Taipei, The Taiwan government’s social housing initiative is progressing well, with almost 10,000 units already on the market and thousands more under construction, the national Construction and Planning Agency (CPA) said Thursday.
Under the social housing plan, the government is aiming to put some 200,000 social housing units on the market over an eight-year period for rent at concessionary rates to people in a certain income bracket, the agency indicated.
Of that number, 120,000 will be constructed by the government, while 80,000 will be acquired and renovated, according to data from the agency, which falls under the Ministry of the Interior.
Since the project got off the ground in 2016, the government has put 9,773 social housing units on the market, 2,514 of which were built in 2017, the data showed.
Currently another 10,000 units are under construction, and by the end of 2020, the total number on the market should be 49,000, in line with the government’s goals, according to the CPA.
The housing units are being managed by the CPA, while the eligibility regulations are set by the local governments, but generally applicants must be at least 20 years of age, be able to demonstrate financial need, and have household registration in the city where they are applying.
When the initiative was launched last year, President Tsai Ing-wen (???) and her administration said they were making social housing one of their top priorities, in view of the fact that many young professionals could hardly afford to pay rent, far less buy an apartment.
In a discussion of what constituted “Taiwanese values,” Tsai and Taipei Mayor Ko Wen-je (???) agreed that safeguarding young people’s right to housing was one of those values.

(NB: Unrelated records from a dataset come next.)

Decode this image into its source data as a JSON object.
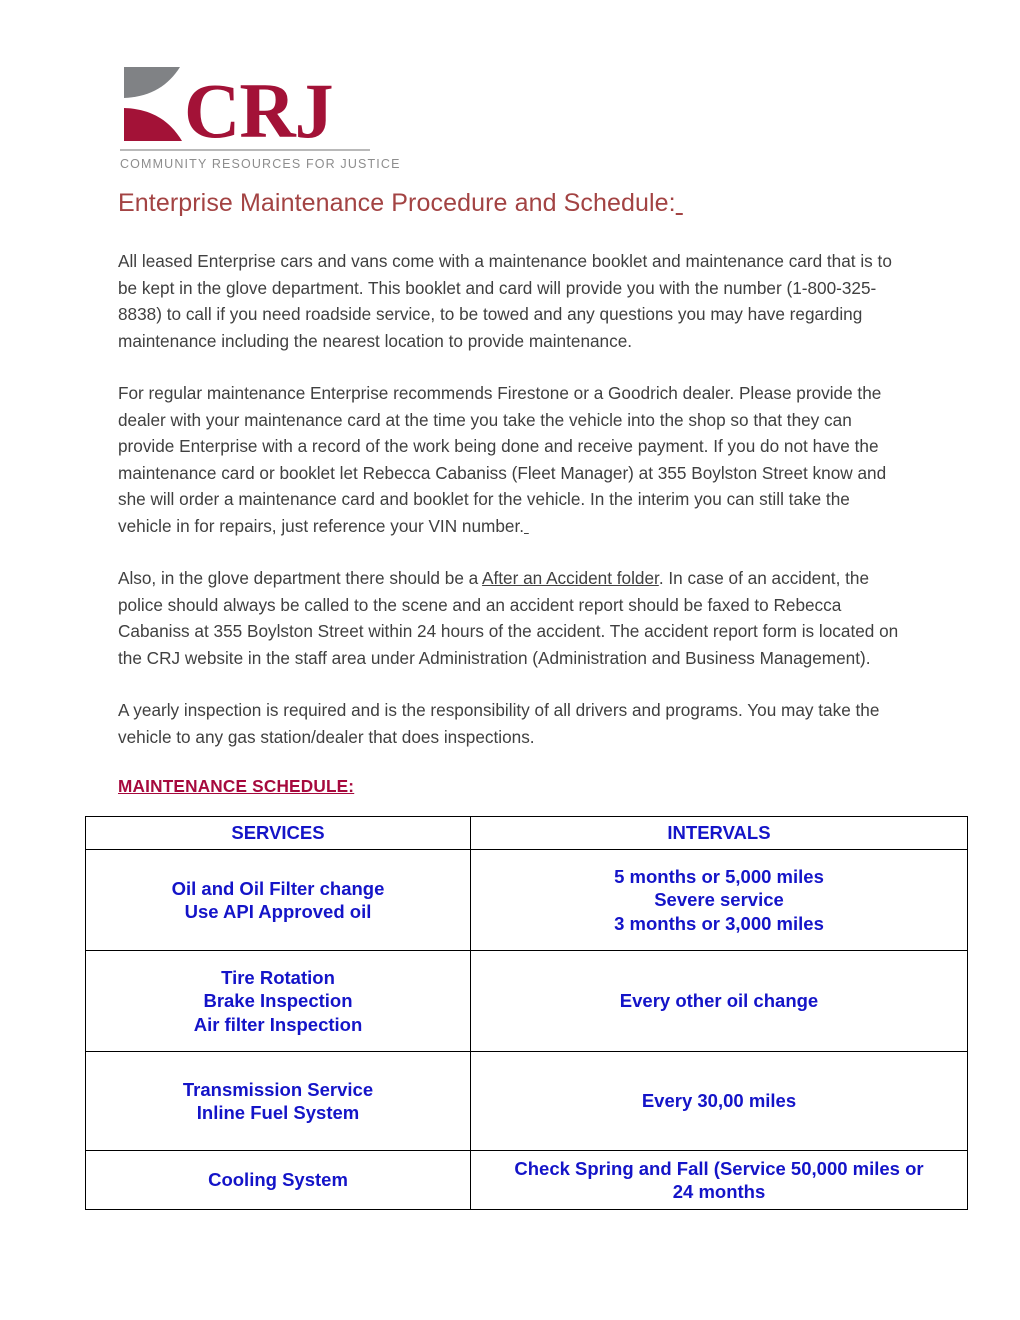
{
  "logo": {
    "mark_name": "crj-logo-mark",
    "wordmark": "CRJ",
    "tagline": "COMMUNITY RESOURCES FOR JUSTICE",
    "colors": {
      "crimson": "#a31237",
      "gray": "#8d8d8d"
    }
  },
  "document": {
    "title": "Enterprise Maintenance Procedure and Schedule:",
    "paragraphs": [
      "All leased Enterprise cars and vans come with a maintenance booklet and maintenance card that is to be kept in the glove department.  This booklet and card will provide you with the number (1-800-325-8838) to call if you need roadside service, to be towed and any questions you may have regarding maintenance including the nearest location to provide maintenance.",
      "For regular maintenance Enterprise recommends Firestone or a Goodrich dealer.  Please provide the dealer with your maintenance card at the time you take the vehicle into the shop so that they can provide Enterprise with a record of the work being done and receive payment. If you do not have the maintenance card or booklet let Rebecca Cabaniss (Fleet Manager) at 355 Boylston Street know and she will order a maintenance card and booklet for the vehicle. In the interim you can still take the vehicle in for repairs, just reference your VIN number.",
      "A yearly inspection is required and is the responsibility of all drivers and programs.  You may take the vehicle to any gas station/dealer that does inspections."
    ],
    "accident_paragraph": {
      "before": "Also, in the glove department there should be a ",
      "underlined": "After an Accident folder",
      "after": ".  In case of an accident, the police should always be called to the scene and an accident report should be faxed to Rebecca Cabaniss at 355 Boylston Street within 24 hours of the accident. The accident report form is located on the CRJ website in the staff area under Administration (Administration and Business Management)."
    },
    "section_heading": "MAINTENANCE SCHEDULE:",
    "title_color": "#a34343",
    "heading_color": "#a6093d",
    "body_color": "#404040"
  },
  "schedule_table": {
    "text_color": "#1414c8",
    "border_color": "#000000",
    "headers": [
      "SERVICES",
      "INTERVALS"
    ],
    "rows": [
      {
        "services": [
          "Oil and Oil Filter change",
          "Use API Approved oil"
        ],
        "intervals": [
          "5 months or 5,000 miles",
          "Severe service",
          "3 months or 3,000 miles"
        ]
      },
      {
        "services": [
          "Tire Rotation",
          "Brake Inspection",
          "Air filter Inspection"
        ],
        "intervals": [
          "Every other oil change"
        ]
      },
      {
        "services": [
          "Transmission Service",
          "Inline Fuel System"
        ],
        "intervals": [
          "Every 30,00 miles"
        ]
      },
      {
        "services": [
          "Cooling System"
        ],
        "intervals": [
          "Check Spring and Fall (Service 50,000 miles or",
          "24 months"
        ]
      }
    ]
  }
}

Tsai had earlier said that social housing projects would be prioritized in the country’s three most densely populated cities — Taipei, New Taipei and Taoyuan.
Source: Fucus Taiwan